Joanne (see blogroll at left) has a great post that includes a discussion of academic affirmative action. Here are some important points:
California passed an identical measure 10 years ago. Universities responded by letting students argue they've overcome barriers such as poverty, discrimination and disability. It's served as a de facto substitute for racial and ethnic preferences but hasn't equalized the numbers of low-income, black or Hispanic students admitted to the University of California system.
Last week a UC committee suggested revising the eligibility system that reserves the top-tier universities for students who graduate in the top 12.5 percent of the class based on grades and test scores. They want to let C+ students try to persuade admissions officers that their motivation, inititiative and leadership skills will make them successful.

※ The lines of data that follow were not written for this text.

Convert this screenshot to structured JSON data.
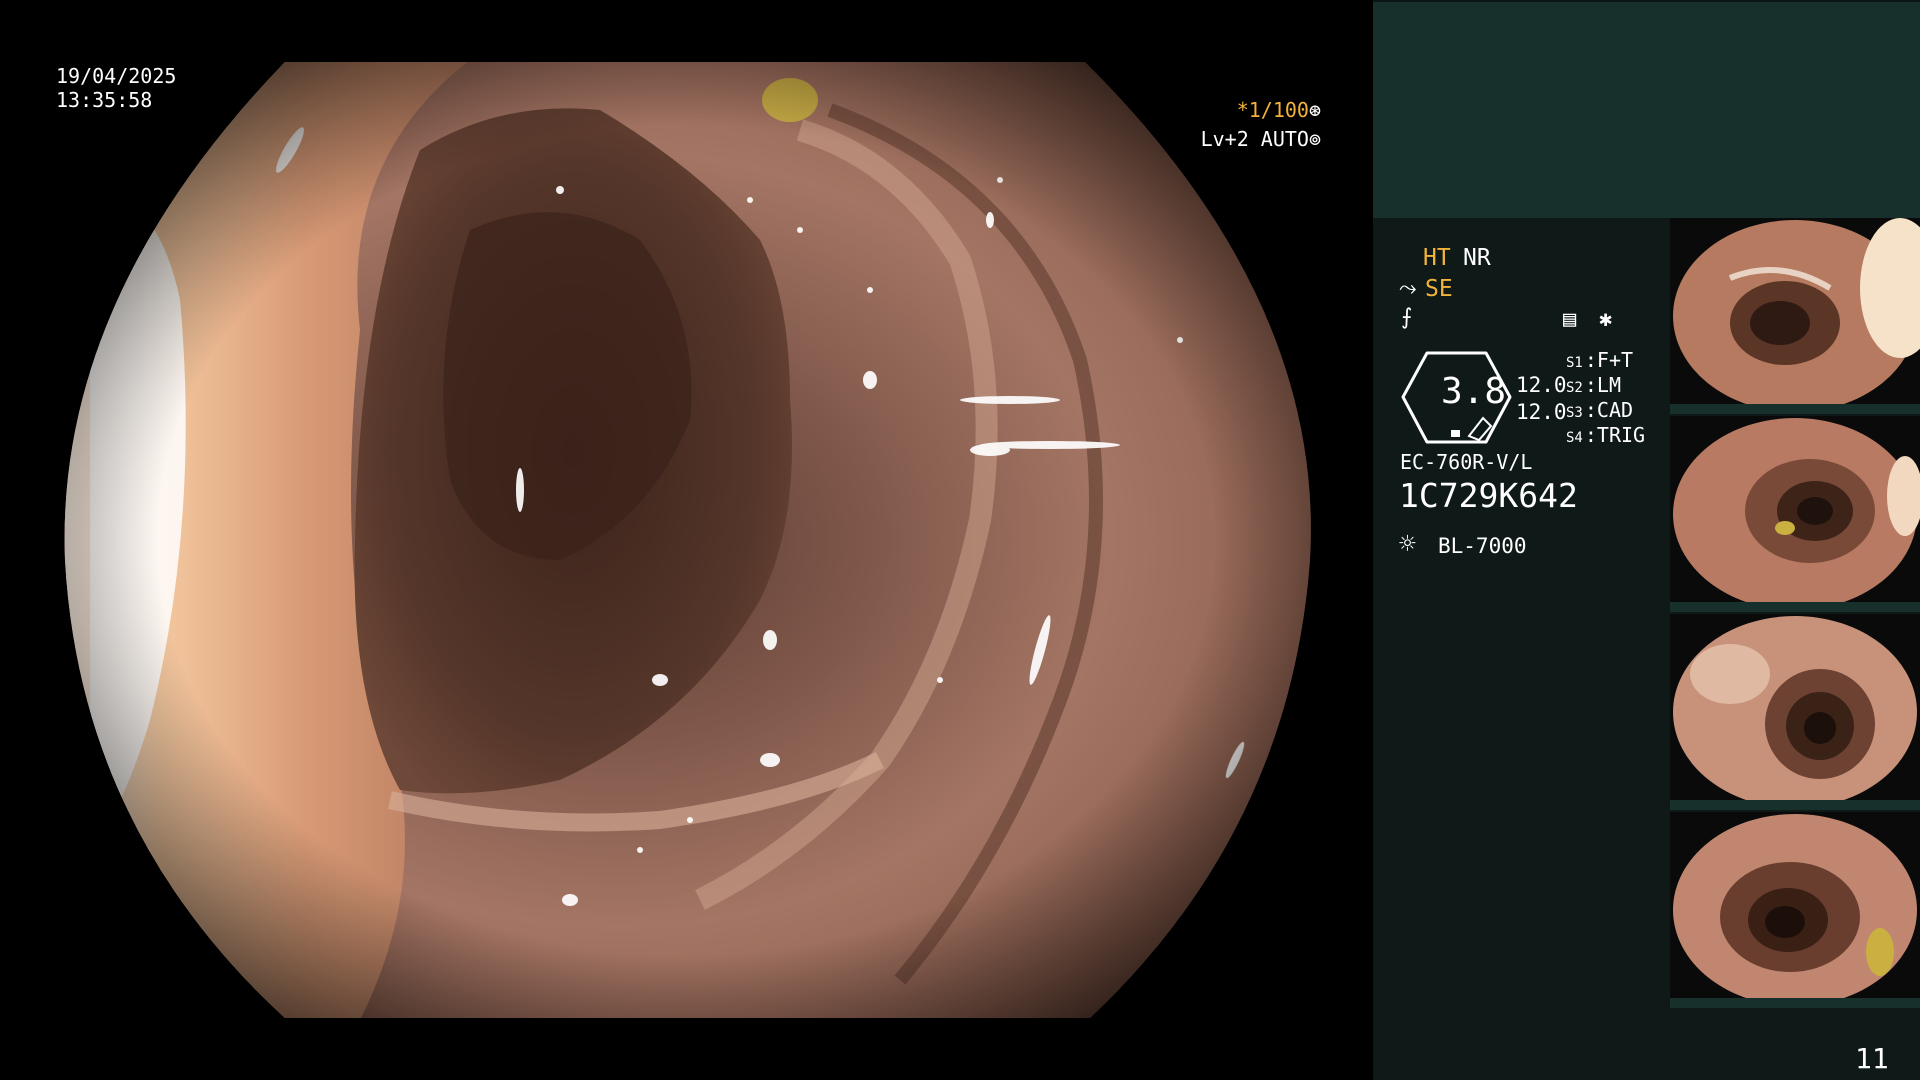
{
  "main": {
    "date": "19/04/2025",
    "time": "13:35:58",
    "shutter_speed": "*1/100",
    "light_level": "Lv+2 AUTO"
  },
  "panel": {
    "ht_label": "HT",
    "nr_label": "NR",
    "se_label": "SE",
    "hex_value": "3.8",
    "value_1": "12.0",
    "value_2": "12.0",
    "switches": [
      {
        "key": "S1",
        "value": "F+T"
      },
      {
        "key": "S2",
        "value": "LM"
      },
      {
        "key": "S3",
        "value": "CAD"
      },
      {
        "key": "S4",
        "value": "TRIG"
      }
    ],
    "scope_model": "EC-760R-V/L",
    "serial": "1C729K642",
    "light_source": "BL-7000",
    "page_number": "11"
  },
  "icons": {
    "shutter_glyph": "shutter-icon",
    "auto_glyph": "iris-icon",
    "se_glyph": "enhance-icon",
    "struct_glyph": "structure-icon",
    "menu_glyph": "menu-icon",
    "star_glyph": "star-icon",
    "sun_glyph": "lamp-icon"
  },
  "colors": {
    "amber": "#f3b33a",
    "panel_bg": "#0f1a18",
    "panel_header": "#17302c",
    "tissue": "#b98670"
  }
}
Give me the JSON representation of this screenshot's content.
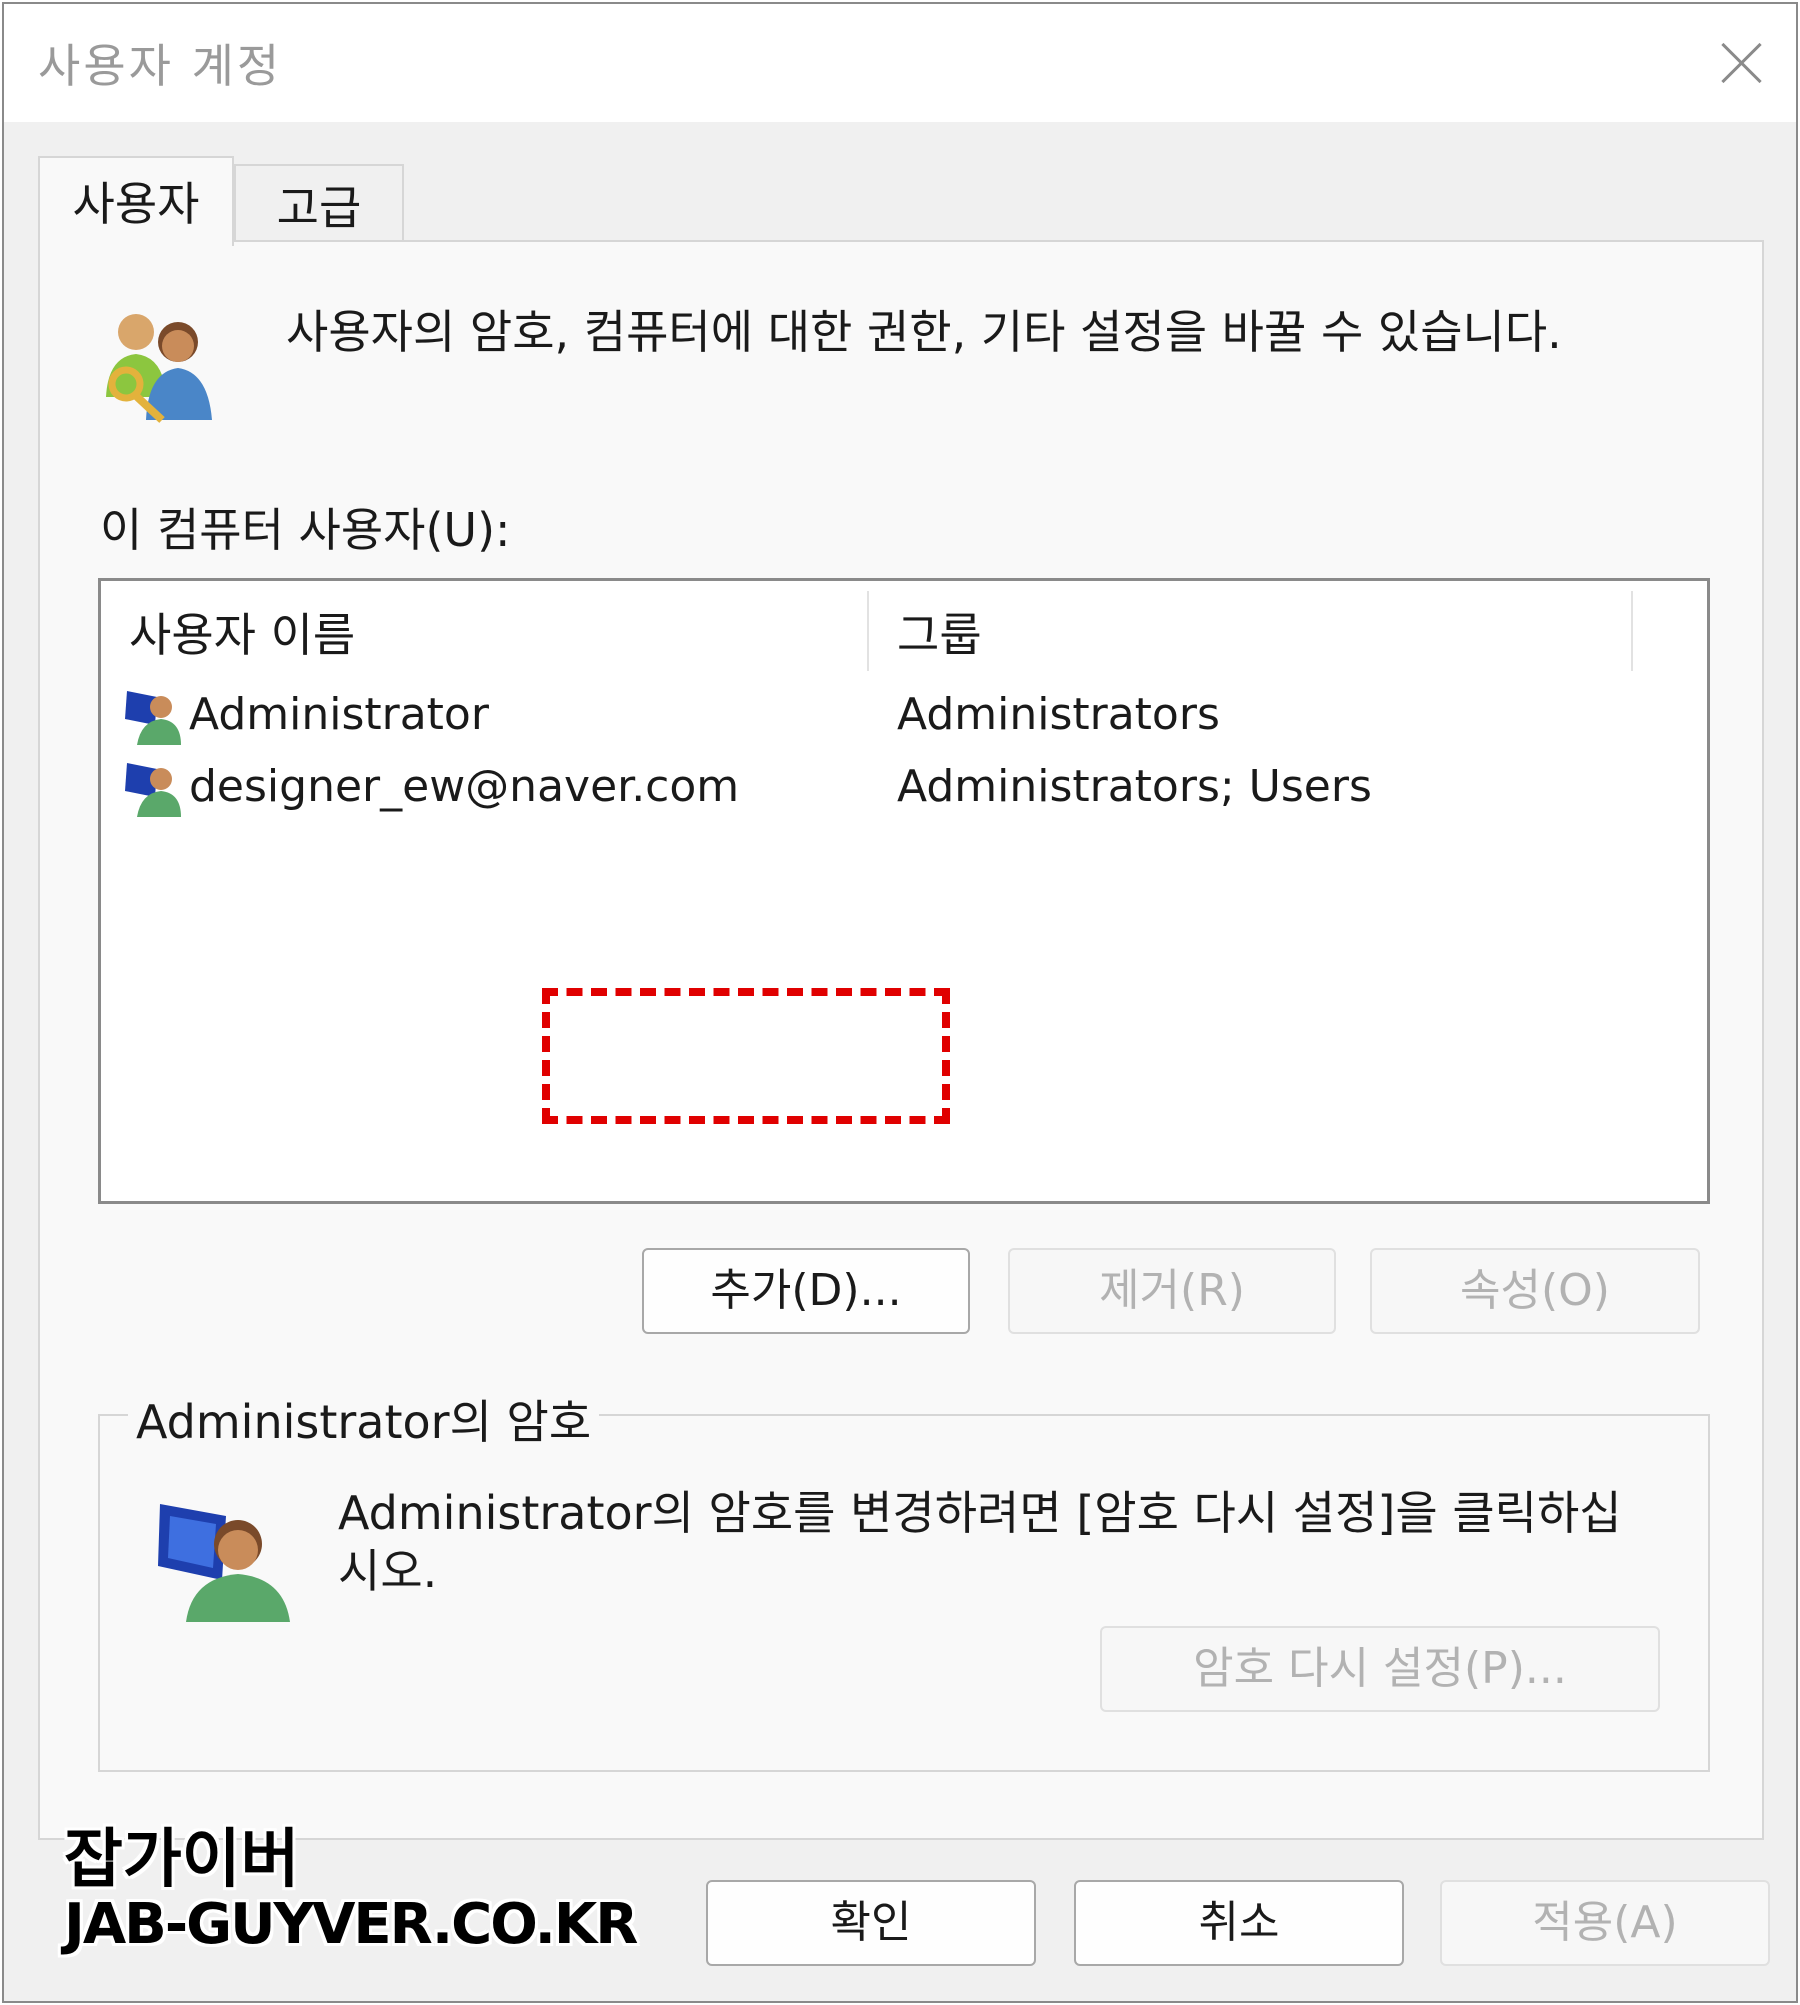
{
  "window": {
    "title": "사용자 계정"
  },
  "tabs": [
    {
      "label": "사용자"
    },
    {
      "label": "고급"
    }
  ],
  "users_tab": {
    "description": "사용자의 암호, 컴퓨터에 대한 권한, 기타 설정을 바꿀 수 있습니다.",
    "list_label": "이 컴퓨터 사용자(U):",
    "columns": [
      "사용자 이름",
      "그룹"
    ],
    "rows": [
      {
        "name": "Administrator",
        "group": "Administrators"
      },
      {
        "name": "designer_ew@naver.com",
        "group": "Administrators; Users"
      }
    ],
    "buttons": {
      "add": "추가(D)...",
      "remove": "제거(R)",
      "properties": "속성(O)"
    }
  },
  "password_group": {
    "title": "Administrator의 암호",
    "text": "Administrator의 암호를 변경하려면 [암호 다시 설정]을 클릭하십시오.",
    "reset_button": "암호 다시 설정(P)..."
  },
  "footer": {
    "ok": "확인",
    "cancel": "취소",
    "apply": "적용(A)"
  },
  "watermark": {
    "line1": "잡가이버",
    "line2": "JAB-GUYVER.CO.KR"
  },
  "icons": {
    "close": "close-icon",
    "users": "users-key-icon",
    "user": "user-computer-icon"
  },
  "colors": {
    "highlight": "#e00000"
  }
}
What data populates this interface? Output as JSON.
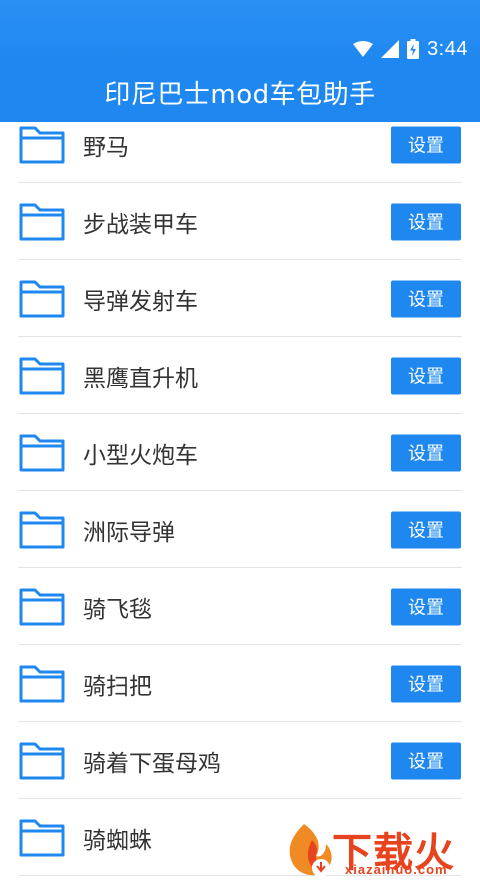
{
  "status_bar": {
    "time": "3:44",
    "icons": [
      "wifi-icon",
      "signal-icon",
      "battery-charging-icon"
    ]
  },
  "app_bar": {
    "title": "印尼巴士mod车包助手"
  },
  "list": {
    "button_label": "设置",
    "items": [
      {
        "label": "野马",
        "icon": "folder-icon"
      },
      {
        "label": "步战装甲车",
        "icon": "folder-icon"
      },
      {
        "label": "导弹发射车",
        "icon": "folder-icon"
      },
      {
        "label": "黑鹰直升机",
        "icon": "folder-icon"
      },
      {
        "label": "小型火炮车",
        "icon": "folder-icon"
      },
      {
        "label": "洲际导弹",
        "icon": "folder-icon"
      },
      {
        "label": "骑飞毯",
        "icon": "folder-icon"
      },
      {
        "label": "骑扫把",
        "icon": "folder-icon"
      },
      {
        "label": "骑着下蛋母鸡",
        "icon": "folder-icon"
      },
      {
        "label": "骑蜘蛛",
        "icon": "folder-icon"
      }
    ]
  },
  "watermark": {
    "text": "下载火",
    "url": "xiazaihuo.com"
  },
  "colors": {
    "primary": "#1e88f0",
    "text": "#333333",
    "watermark": "#e8431f"
  }
}
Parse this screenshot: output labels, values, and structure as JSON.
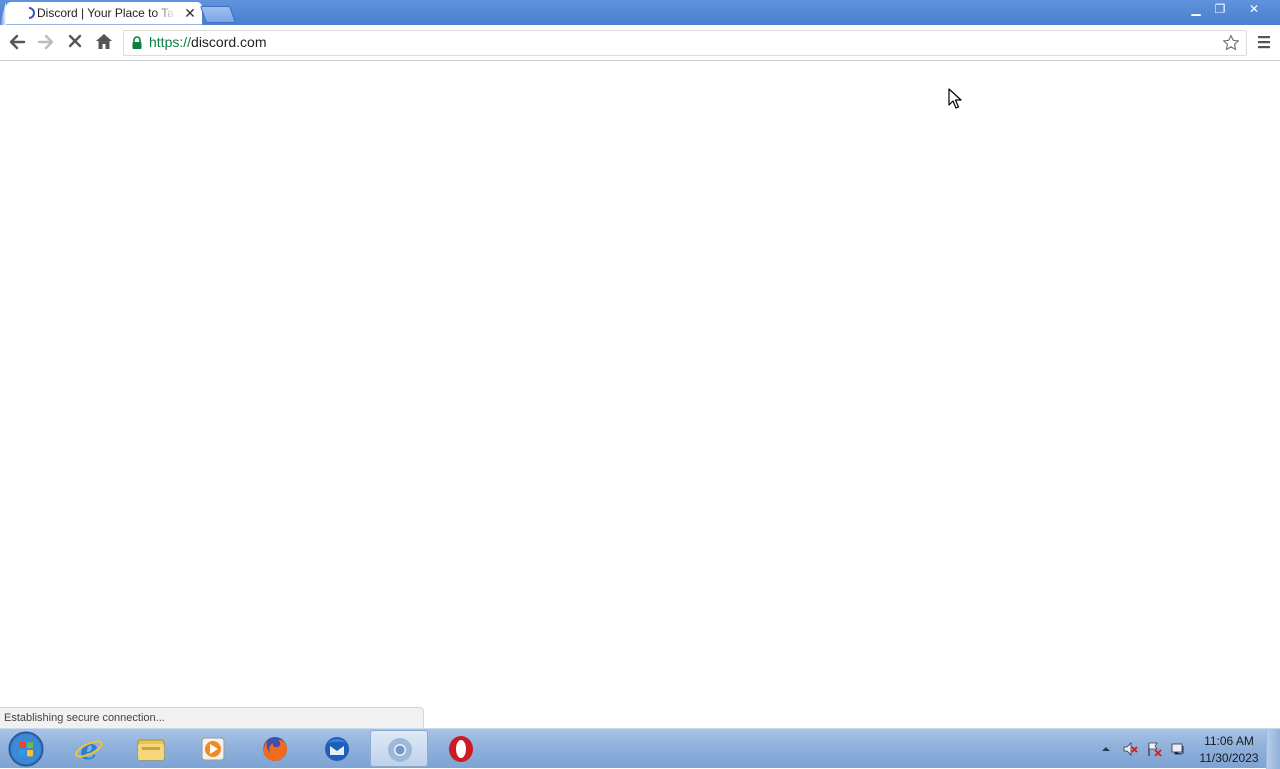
{
  "browser": {
    "tab": {
      "title": "Discord | Your Place to Talk and Hang Out",
      "close_glyph": "✕"
    },
    "window_controls": {
      "minimize_glyph": "▁",
      "maximize_glyph": "❐",
      "close_glyph": "✕"
    },
    "omnibox": {
      "scheme": "https://",
      "host": "discord.com"
    },
    "status": "Establishing secure connection..."
  },
  "taskbar": {
    "apps": [
      {
        "name": "internet-explorer",
        "active": false
      },
      {
        "name": "file-explorer",
        "active": false
      },
      {
        "name": "media-player",
        "active": false
      },
      {
        "name": "firefox",
        "active": false
      },
      {
        "name": "thunderbird",
        "active": false
      },
      {
        "name": "chrome",
        "active": true
      },
      {
        "name": "opera",
        "active": false
      }
    ],
    "clock": {
      "time": "11:06 AM",
      "date": "11/30/2023"
    }
  },
  "colors": {
    "titlebar": "#4a7fcf",
    "secure_scheme": "#0b8043",
    "taskbar": "#8fb1dc"
  }
}
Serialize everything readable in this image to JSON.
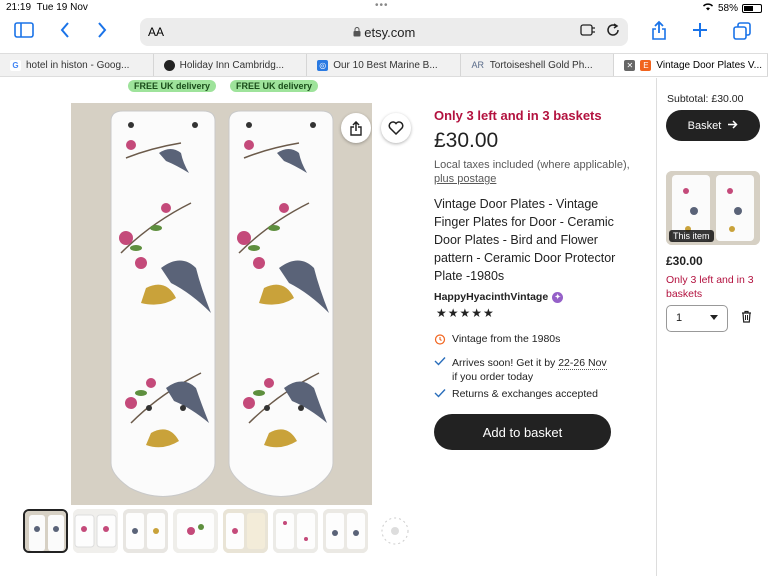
{
  "status": {
    "time": "21:19",
    "date": "Tue 19 Nov",
    "battery": "58%",
    "battery_level": 0.58
  },
  "browser": {
    "text_size_label": "AA",
    "url": "etsy.com",
    "tabs": [
      {
        "label": "hotel in histon - Goog...",
        "favicon": "G",
        "color": "#4285f4"
      },
      {
        "label": "Holiday Inn Cambridg...",
        "favicon": "●",
        "color": "#222"
      },
      {
        "label": "Our 10 Best Marine B...",
        "favicon": "◎",
        "color": "#2a7ae2"
      },
      {
        "label": "Tortoiseshell Gold Ph...",
        "favicon": "AR",
        "color": "#5a6c8a"
      },
      {
        "label": "Vintage Door Plates V...",
        "favicon": "E",
        "color": "#f1641e"
      }
    ]
  },
  "delivery_badges": [
    "FREE UK delivery",
    "FREE UK delivery"
  ],
  "listing": {
    "scarcity": "Only 3 left and in 3 baskets",
    "price": "£30.00",
    "taxes_text": "Local taxes included (where applicable),",
    "plus_postage": "plus postage",
    "title": "Vintage Door Plates - Vintage Finger Plates for Door - Ceramic Door Plates - Bird and Flower pattern - Ceramic Door Protector Plate -1980s",
    "shop_name": "HappyHyacinthVintage",
    "stars": "★★★★★",
    "rating": 5,
    "features": {
      "vintage": "Vintage from the 1980s",
      "arrives_prefix": "Arrives soon! Get it by",
      "arrives_date": "22-26 Nov",
      "arrives_suffix": "if you order today",
      "returns": "Returns & exchanges accepted"
    },
    "add_to_basket": "Add to basket"
  },
  "cart": {
    "subtotal": "Subtotal: £30.00",
    "basket_button": "Basket",
    "this_item": "This item",
    "item_price": "£30.00",
    "item_scarcity": "Only 3 left and in 3 baskets",
    "quantity": "1"
  }
}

I read a UC-Davis study they cite: UC students who get special consideration for overcoming hardships or showing initiative do worse than their below-average grades and test scores would predict, not better. The exception is students who admissions officials have decided show strong leadership skills. Leaders do better than their academic index number (grades and scores) would predict but not as well as students admitted solely on grades and scores. Students admitted in the bottom quartile of the academic index are significantly less likely to graduate in five years than students in the top half of the class or even the third quartile. (boldface mine--Darren)
You don't say. And John from Discriminations (see blogroll at left) makes a guest appearance in Joanne's post as well.